In the United States alone, the lottery contributes billions to the country’s economy each year. But while many play the lottery for fun, others believe that it’s their only chance of a better life. Despite the odds of winning, there’s always a sliver of hope that they might be the one to hit it big. Unfortunately, this is an unrealistic mindset that will lead to a lot of disappointment.
Although the lottery is an activity of chance, there are a number of strategies that people can use to improve their chances of winning. Using combinatorial math and probability theory, a player can figure out what combinations are most likely to win. This will help them avoid the improbable combinations and concentrate on those that have a high probability of success.
Historically, state governments have promoted lotteries as a source of “painless” revenue, meaning that players voluntarily spend their money to fund government services, instead of being taxed against their will. This argument has been particularly persuasive in times of economic crisis, when the prospect of taxes or service cuts is especially threatening. But studies have shown that the popularity of lotteries is not closely connected to a state’s actual fiscal condition.

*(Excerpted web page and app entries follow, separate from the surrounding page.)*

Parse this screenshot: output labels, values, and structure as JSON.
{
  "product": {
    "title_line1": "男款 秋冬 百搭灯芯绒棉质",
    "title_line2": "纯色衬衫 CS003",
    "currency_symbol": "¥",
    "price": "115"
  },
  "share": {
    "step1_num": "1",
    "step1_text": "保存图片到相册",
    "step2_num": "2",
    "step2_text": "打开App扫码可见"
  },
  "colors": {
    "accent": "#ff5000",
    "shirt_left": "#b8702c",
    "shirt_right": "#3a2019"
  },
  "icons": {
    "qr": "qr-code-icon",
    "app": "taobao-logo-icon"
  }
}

The word lottery is derived from the Dutch noun lot, which means fate or destiny, and it’s been used in various ways since the 17th century. It was first recorded as a verb in the 1680s, and by the early 18th century, people were buying tickets for the chance of striking it rich. Benjamin Franklin ran a lottery to raise money for his militia and John Hancock did the same thing to build Boston’s Faneuil Hall. Even George Washington ran a lottery to finance a road over a mountain pass, though it ultimately failed.
One of the major issues with state lotteries is that they promote gambling. Even if the prizes are small, gambling is a dangerous habit that can have serious consequences for low-income individuals and problem gamblers. Moreover, the promotion of gambling contradicts with the biblical prohibition against covetousness, which is an important aspect of a healthy society.
Another reason to oppose state lotteries is that they encourage compulsive gambling and speculative investments in unprofitable ventures. In addition, they divert resources from other, more beneficial social programs. Lastly, they are regressive in nature, as they hurt lower-income individuals more than wealthier ones. While there is a case to be made for the state to raise money for worthy projects, running a lottery is not an appropriate way to do so. Instead, it would be more beneficial to invest in education and other public goods that could benefit all citizens. Despite its drawbacks, the lottery is still popular in most states. Nevertheless, it’s worth examining whether this is the best way to spend state funds.